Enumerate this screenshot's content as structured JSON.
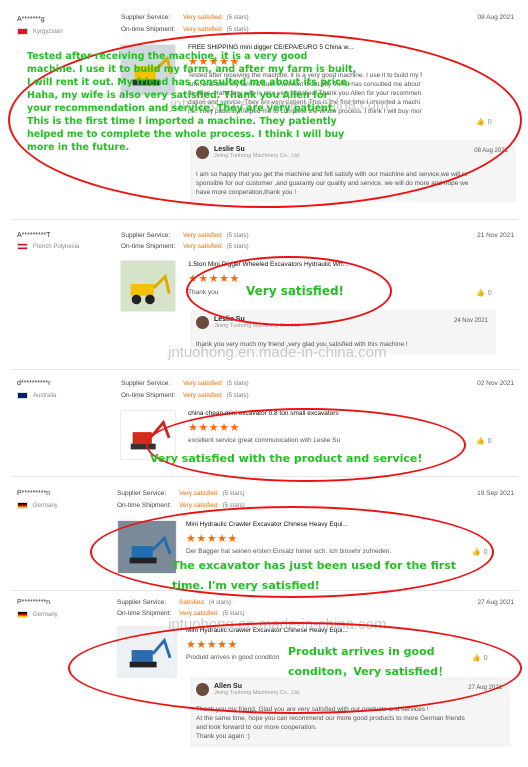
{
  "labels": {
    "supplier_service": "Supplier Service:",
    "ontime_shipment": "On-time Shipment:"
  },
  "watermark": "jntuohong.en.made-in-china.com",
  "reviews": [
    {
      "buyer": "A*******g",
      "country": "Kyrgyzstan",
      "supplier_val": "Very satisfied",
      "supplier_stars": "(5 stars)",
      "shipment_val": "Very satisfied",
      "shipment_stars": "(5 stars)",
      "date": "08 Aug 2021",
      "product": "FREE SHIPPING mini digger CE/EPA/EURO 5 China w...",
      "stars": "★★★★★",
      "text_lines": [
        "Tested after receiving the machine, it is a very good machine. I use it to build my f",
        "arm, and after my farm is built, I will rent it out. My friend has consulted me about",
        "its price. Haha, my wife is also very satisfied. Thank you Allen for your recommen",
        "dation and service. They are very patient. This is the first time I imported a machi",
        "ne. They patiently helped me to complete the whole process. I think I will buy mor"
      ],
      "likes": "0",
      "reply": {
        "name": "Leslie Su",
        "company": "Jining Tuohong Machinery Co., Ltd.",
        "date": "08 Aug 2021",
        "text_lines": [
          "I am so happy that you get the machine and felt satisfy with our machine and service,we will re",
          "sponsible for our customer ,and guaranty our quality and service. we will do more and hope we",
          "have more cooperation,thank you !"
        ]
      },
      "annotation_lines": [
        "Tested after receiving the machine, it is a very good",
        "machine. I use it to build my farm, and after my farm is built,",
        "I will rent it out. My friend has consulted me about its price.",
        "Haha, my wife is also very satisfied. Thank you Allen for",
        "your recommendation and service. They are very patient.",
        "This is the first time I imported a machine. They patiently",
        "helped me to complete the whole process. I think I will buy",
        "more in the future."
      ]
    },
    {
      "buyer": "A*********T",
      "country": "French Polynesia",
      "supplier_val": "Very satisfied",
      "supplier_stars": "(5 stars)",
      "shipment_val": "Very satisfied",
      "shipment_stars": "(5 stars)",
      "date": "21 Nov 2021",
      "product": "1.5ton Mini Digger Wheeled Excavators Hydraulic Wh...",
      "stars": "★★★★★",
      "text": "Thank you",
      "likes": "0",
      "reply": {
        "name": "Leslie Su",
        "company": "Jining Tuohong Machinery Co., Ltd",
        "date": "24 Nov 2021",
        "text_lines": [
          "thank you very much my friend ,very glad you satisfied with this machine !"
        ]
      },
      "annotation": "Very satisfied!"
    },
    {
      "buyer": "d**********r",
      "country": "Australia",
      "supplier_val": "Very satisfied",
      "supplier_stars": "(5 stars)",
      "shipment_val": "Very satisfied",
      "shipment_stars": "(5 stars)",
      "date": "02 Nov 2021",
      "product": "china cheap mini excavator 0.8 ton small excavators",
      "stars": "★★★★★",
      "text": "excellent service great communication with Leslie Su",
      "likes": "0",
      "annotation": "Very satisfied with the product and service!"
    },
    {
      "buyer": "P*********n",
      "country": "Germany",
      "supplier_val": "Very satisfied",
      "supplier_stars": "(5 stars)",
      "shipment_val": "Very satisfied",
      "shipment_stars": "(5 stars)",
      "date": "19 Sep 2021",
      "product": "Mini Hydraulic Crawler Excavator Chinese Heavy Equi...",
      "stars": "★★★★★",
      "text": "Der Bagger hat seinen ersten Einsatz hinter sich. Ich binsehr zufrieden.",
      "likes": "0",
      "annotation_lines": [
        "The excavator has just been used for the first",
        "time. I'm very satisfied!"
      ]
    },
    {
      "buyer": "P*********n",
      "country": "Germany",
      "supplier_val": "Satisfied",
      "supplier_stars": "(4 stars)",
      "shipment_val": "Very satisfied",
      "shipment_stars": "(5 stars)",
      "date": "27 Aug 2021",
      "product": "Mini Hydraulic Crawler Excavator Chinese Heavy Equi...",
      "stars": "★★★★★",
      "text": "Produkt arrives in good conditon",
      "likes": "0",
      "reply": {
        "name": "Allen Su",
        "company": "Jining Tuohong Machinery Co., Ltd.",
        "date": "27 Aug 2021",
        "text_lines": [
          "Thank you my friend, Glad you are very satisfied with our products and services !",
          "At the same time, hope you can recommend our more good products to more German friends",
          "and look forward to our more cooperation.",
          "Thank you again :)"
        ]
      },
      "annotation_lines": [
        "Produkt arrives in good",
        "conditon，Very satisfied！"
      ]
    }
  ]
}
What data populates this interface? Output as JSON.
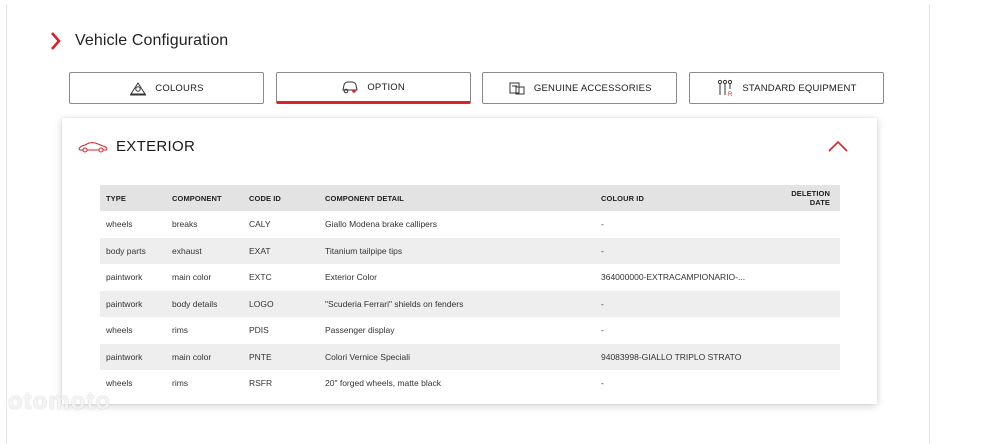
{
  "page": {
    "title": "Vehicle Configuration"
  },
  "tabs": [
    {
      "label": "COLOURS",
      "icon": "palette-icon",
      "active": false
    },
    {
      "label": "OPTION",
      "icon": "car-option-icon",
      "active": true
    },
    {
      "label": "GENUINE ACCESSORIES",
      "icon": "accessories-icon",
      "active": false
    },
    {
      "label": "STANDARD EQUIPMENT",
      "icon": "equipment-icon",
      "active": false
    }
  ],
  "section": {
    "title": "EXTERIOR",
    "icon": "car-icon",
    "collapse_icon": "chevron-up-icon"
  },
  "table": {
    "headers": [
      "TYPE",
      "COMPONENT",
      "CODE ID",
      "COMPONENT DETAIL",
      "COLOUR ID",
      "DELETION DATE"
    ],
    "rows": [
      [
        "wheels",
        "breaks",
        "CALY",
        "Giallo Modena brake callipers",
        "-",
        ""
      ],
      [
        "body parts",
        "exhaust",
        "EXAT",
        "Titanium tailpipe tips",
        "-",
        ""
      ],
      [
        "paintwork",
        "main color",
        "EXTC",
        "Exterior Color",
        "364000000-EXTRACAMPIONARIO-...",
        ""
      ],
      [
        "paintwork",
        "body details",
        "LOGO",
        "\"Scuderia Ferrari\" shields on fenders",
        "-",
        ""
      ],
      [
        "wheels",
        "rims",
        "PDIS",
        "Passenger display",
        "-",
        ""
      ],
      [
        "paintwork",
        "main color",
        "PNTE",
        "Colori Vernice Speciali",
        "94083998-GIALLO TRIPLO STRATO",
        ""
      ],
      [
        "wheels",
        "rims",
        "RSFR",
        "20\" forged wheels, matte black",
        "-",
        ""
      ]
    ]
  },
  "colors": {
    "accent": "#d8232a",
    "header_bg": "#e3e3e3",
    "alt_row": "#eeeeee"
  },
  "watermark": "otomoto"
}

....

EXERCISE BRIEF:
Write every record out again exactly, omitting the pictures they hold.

YOUR RESPONSE:
Enumerate this screenshot's content as structured JSON.
{
  "labels": {
    "supplier_service": "Supplier Service:",
    "ontime_shipment": "On-time Shipment:"
  },
  "watermark": "jntuohong.en.made-in-china.com",
  "reviews": [
    {
      "buyer": "A*******g",
      "country": "Kyrgyzstan",
      "supplier_val": "Very satisfied",
      "supplier_stars": "(5 stars)",
      "shipment_val": "Very satisfied",
      "shipment_stars": "(5 stars)",
      "date": "08 Aug 2021",
      "product": "FREE SHIPPING mini digger CE/EPA/EURO 5 China w...",
      "stars": "★★★★★",
      "text_lines": [
        "Tested after receiving the machine, it is a very good machine. I use it to build my f",
        "arm, and after my farm is built, I will rent it out. My friend has consulted me about",
        "its price. Haha, my wife is also very satisfied. Thank you Allen for your recommen",
        "dation and service. They are very patient. This is the first time I imported a machi",
        "ne. They patiently helped me to complete the whole process. I think I will buy mor"
      ],
      "likes": "0",
      "reply": {
        "name": "Leslie Su",
        "company": "Jining Tuohong Machinery Co., Ltd.",
        "date": "08 Aug 2021",
        "text_lines": [
          "I am so happy that you get the machine and felt satisfy with our machine and service,we will re",
          "sponsible for our customer ,and guaranty our quality and service. we will do more and hope we",
          "have more cooperation,thank you !"
        ]
      },
      "annotation_lines": [
        "Tested after receiving the machine, it is a very good",
        "machine. I use it to build my farm, and after my farm is built,",
        "I will rent it out. My friend has consulted me about its price.",
        "Haha, my wife is also very satisfied. Thank you Allen for",
        "your recommendation and service. They are very patient.",
        "This is the first time I imported a machine. They patiently",
        "helped me to complete the whole process. I think I will buy",
        "more in the future."
      ]
    },
    {
      "buyer": "A*********T",
      "country": "French Polynesia",
      "supplier_val": "Very satisfied",
      "supplier_stars": "(5 stars)",
      "shipment_val": "Very satisfied",
      "shipment_stars": "(5 stars)",
      "date": "21 Nov 2021",
      "product": "1.5ton Mini Digger Wheeled Excavators Hydraulic Wh...",
      "stars": "★★★★★",
      "text": "Thank you",
      "likes": "0",
      "reply": {
        "name": "Leslie Su",
        "company": "Jining Tuohong Machinery Co., Ltd",
        "date": "24 Nov 2021",
        "text_lines": [
          "thank you very much my friend ,very glad you satisfied with this machine !"
        ]
      },
      "annotation": "Very satisfied!"
    },
    {
      "buyer": "d**********r",
      "country": "Australia",
      "supplier_val": "Very satisfied",
      "supplier_stars": "(5 stars)",
      "shipment_val": "Very satisfied",
      "shipment_stars": "(5 stars)",
      "date": "02 Nov 2021",
      "product": "china cheap mini excavator 0.8 ton small excavators",
      "stars": "★★★★★",
      "text": "excellent service great communication with Leslie Su",
      "likes": "0",
      "annotation": "Very satisfied with the product and service!"
    },
    {
      "buyer": "P*********n",
      "country": "Germany",
      "supplier_val": "Very satisfied",
      "supplier_stars": "(5 stars)",
      "shipment_val": "Very satisfied",
      "shipment_stars": "(5 stars)",
      "date": "19 Sep 2021",
      "product": "Mini Hydraulic Crawler Excavator Chinese Heavy Equi...",
      "stars": "★★★★★",
      "text": "Der Bagger hat seinen ersten Einsatz hinter sich. Ich binsehr zufrieden.",
      "likes": "0",
      "annotation_lines": [
        "The excavator has just been used for the first",
        "time. I'm very satisfied!"
      ]
    },
    {
      "buyer": "P*********n",
      "country": "Germany",
      "supplier_val": "Satisfied",
      "supplier_stars": "(4 stars)",
      "shipment_val": "Very satisfied",
      "shipment_stars": "(5 stars)",
      "date": "27 Aug 2021",
      "product": "Mini Hydraulic Crawler Excavator Chinese Heavy Equi...",
      "stars": "★★★★★",
      "text": "Produkt arrives in good conditon",
      "likes": "0",
      "reply": {
        "name": "Allen Su",
        "company": "Jining Tuohong Machinery Co., Ltd.",
        "date": "27 Aug 2021",
        "text_lines": [
          "Thank you my friend, Glad you are very satisfied with our products and services !",
          "At the same time, hope you can recommend our more good products to more German friends",
          "and look forward to our more cooperation.",
          "Thank you again :)"
        ]
      },
      "annotation_lines": [
        "Produkt arrives in good",
        "conditon，Very satisfied！"
      ]
    }
  ]
}
What data populates this interface? Output as JSON.
{
  "page": {
    "title": "Vehicle Configuration"
  },
  "tabs": [
    {
      "label": "COLOURS",
      "icon": "palette-icon",
      "active": false
    },
    {
      "label": "OPTION",
      "icon": "car-option-icon",
      "active": true
    },
    {
      "label": "GENUINE ACCESSORIES",
      "icon": "accessories-icon",
      "active": false
    },
    {
      "label": "STANDARD EQUIPMENT",
      "icon": "equipment-icon",
      "active": false
    }
  ],
  "section": {
    "title": "EXTERIOR",
    "icon": "car-icon",
    "collapse_icon": "chevron-up-icon"
  },
  "table": {
    "headers": [
      "TYPE",
      "COMPONENT",
      "CODE ID",
      "COMPONENT DETAIL",
      "COLOUR ID",
      "DELETION DATE"
    ],
    "rows": [
      [
        "wheels",
        "breaks",
        "CALY",
        "Giallo Modena brake callipers",
        "-",
        ""
      ],
      [
        "body parts",
        "exhaust",
        "EXAT",
        "Titanium tailpipe tips",
        "-",
        ""
      ],
      [
        "paintwork",
        "main color",
        "EXTC",
        "Exterior Color",
        "364000000-EXTRACAMPIONARIO-...",
        ""
      ],
      [
        "paintwork",
        "body details",
        "LOGO",
        "\"Scuderia Ferrari\" shields on fenders",
        "-",
        ""
      ],
      [
        "wheels",
        "rims",
        "PDIS",
        "Passenger display",
        "-",
        ""
      ],
      [
        "paintwork",
        "main color",
        "PNTE",
        "Colori Vernice Speciali",
        "94083998-GIALLO TRIPLO STRATO",
        ""
      ],
      [
        "wheels",
        "rims",
        "RSFR",
        "20\" forged wheels, matte black",
        "-",
        ""
      ]
    ]
  },
  "colors": {
    "accent": "#d8232a",
    "header_bg": "#e3e3e3",
    "alt_row": "#eeeeee"
  },
  "watermark": "otomoto"
}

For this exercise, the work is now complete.